Since John and I were considering trying the Iowa Gulch side for Mt Sherman, or hiking Quandary, I booked a room at the charming "Leadville Country Inn" in...well...Leadville. However, I soon learned that Independence Pass was closed (which negated getting to Quandary from Leadville...or so I mistakenly thought) and that the Iowa Gulch approach to Mt Sherman could have more avalanche danger. Given the above, we opted to do Sherman from the Fourmile Creek approach...near Fairplay...not Leadville. So much for trying to book a room near the trailhead.
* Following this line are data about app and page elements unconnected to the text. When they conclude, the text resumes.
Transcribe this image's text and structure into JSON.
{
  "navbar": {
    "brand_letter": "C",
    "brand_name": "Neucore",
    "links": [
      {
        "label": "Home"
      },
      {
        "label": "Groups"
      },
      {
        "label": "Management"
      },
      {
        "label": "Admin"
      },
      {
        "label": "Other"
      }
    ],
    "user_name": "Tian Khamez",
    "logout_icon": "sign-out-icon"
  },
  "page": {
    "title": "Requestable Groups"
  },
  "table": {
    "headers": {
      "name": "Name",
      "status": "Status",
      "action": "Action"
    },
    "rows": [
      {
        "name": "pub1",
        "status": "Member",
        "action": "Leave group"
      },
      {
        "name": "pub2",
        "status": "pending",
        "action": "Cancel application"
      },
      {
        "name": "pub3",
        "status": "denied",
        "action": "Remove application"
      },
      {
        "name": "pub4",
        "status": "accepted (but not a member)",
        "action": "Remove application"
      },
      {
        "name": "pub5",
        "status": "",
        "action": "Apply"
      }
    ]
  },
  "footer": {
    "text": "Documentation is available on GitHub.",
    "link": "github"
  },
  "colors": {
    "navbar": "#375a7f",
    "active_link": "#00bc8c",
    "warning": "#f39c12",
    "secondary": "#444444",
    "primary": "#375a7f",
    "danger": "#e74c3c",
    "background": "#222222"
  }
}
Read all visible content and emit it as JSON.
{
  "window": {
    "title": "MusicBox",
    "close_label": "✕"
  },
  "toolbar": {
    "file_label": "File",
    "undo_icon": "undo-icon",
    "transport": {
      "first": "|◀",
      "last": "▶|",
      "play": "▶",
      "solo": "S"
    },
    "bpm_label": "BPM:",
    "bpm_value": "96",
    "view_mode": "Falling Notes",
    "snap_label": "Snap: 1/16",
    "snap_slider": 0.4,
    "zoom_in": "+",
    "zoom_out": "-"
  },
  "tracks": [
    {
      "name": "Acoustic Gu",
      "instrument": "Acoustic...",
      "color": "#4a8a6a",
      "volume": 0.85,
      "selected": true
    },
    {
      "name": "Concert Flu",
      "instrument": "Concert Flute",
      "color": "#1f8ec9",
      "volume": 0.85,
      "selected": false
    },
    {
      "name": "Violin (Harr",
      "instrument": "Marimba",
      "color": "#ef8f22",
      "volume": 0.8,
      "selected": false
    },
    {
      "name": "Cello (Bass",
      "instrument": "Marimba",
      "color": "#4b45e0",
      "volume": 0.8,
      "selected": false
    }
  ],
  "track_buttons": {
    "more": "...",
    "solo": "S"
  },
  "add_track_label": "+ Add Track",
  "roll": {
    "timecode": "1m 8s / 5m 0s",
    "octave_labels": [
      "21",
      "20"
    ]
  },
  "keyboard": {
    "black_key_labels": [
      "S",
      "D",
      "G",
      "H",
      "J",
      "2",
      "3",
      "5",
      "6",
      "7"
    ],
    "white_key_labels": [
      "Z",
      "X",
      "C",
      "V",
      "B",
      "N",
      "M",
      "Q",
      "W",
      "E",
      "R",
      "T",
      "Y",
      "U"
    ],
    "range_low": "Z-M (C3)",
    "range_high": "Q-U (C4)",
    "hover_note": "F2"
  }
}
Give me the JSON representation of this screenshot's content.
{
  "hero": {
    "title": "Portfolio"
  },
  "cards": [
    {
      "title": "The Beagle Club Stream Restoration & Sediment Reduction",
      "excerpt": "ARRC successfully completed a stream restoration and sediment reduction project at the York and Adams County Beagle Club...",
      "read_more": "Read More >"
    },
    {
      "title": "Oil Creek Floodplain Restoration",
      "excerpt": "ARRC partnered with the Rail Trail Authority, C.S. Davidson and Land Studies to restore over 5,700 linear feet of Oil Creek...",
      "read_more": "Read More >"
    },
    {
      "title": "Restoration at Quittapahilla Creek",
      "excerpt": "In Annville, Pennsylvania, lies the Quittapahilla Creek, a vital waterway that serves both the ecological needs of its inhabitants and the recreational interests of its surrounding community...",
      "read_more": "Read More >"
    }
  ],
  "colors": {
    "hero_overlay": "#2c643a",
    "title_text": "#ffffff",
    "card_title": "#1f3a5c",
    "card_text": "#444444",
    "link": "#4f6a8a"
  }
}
Turns out we only saved maybe 15 min from our usual drive from Colorado Springs...and I later remembered that the Quandary East slopes trailhead was off HOOSIER Pass and not INDEPENDENCE Pass...ah well, the stay at the B&B was nice....
Sunday morning we got up as planned, but somehow ended up getting out of Leadville MUCH later than scheduled (7:51a to be exact). We wanted to get an early start since we had no idea how close we could get to the trailhead. We found CR 18 without issue and headed towards the Old Leavick town site. The road to Leavick was in great shape, nicely grated and we didn't hit any significant snow on the road for the first 8.5 mi. We parked about a mile shy of Leavick as there was ~8 in of snow on the road by then and my tires just plain sucked on my Jeep Liberty. Which was fine as I wanted to start lower and make it an official 14er anyway. :)
We put on our warmest clothes, donned our snowshoes, and left our crampons in the car. I had forgotten my gaitors, but had sort of a built in gaitor in my board pants and thought I'd be ok. At 9:31a, we headed up the road. We hiked in the shadows of the mountains and had a headwind which made it a bit cold, but soon we were in the sun and we started getting too warm. However, everytime I took off my mittens and jacket, the cold wind would kick up and I'd end up just putting them right back on....
Most of the road to the Dauntless mine and even beyond was bare with patchy snow so, we secured our snowshoes on our packs, glibly patted ourselves on the back for not taking our crampons, and just hiked in boots.
When we arrived at the standard route to ascend the ridge, there looked to be quite a bit of possible-avalanche-looking-kinda-snow on the slope so, we headed further towards the summit where there was little snow, and made the long, arduous, ascent towards the ridge there. Ugh, it wasn't easy. Still had that pesky headwind, talus, and some fairly steep icey snow (and I left my crampons in the car...because why?). It felt like I wasn't making any progress, but we slowly got there.
When we reached the ridge we were rewarded with incredible views, deeper snow, and a monstrously strong wind from the other side of the mountain. The cross wind made it quite the battle to move forward or to even breathe at times. On 3 occasions I was pushed so hard into the rocks that it caused me to fall and worried I might get blown off balance and fall over the side of the ridge. John at one point jumped up and the wind moved him about 6" sideways. I avoided walking on top of the ridge and kept a tight grip on my ice axe. Bring it on wind.... Obviously nothing dramatic happened, lest I be famous in the paper right now. John and I found a little rock cove and put on our balaclavas and goggles and moved on.
Snow started to get in my boots from the heel, but it wasn't bad and we seemed to be only about 100 feet from the summit so, I didn't stop to dig it out. John was ahead of me when he stopped, pointed to the summit and doused my hopes by simply shaking his head "no". I knew that he was saying "that's not the summit"...crud! I think there were 3 false summits altogether from where we came up, I don't know for sure...I was bent on making certain I wouldn't be fooled again and stopped looking. ;)
Then, as though on cue, the wind calmed a bit as we came up on the "real" summit and we were able to enjoy a leisurely visit on the summit. We took a few photos, ate, and headed down.
The trip down went fairly quickly. We fought the wind again on the ridge and my feet were starting to get cold from the snow in my boot, but were able to glissade on a few "safe" sections which added to the experience.
After a bit, my feet started to really get cold, then the snow started melting in my boot. Thank goodness I had extra socks in my backpack. I changed socks twice, plus used a toe warmer. Note to self: do not forget gaitors again.
We found a few other sections to glissade down and then made a quick trip down the road.
We headed out, spruced up a bit and met friends in Denver for a pre holiday gathering.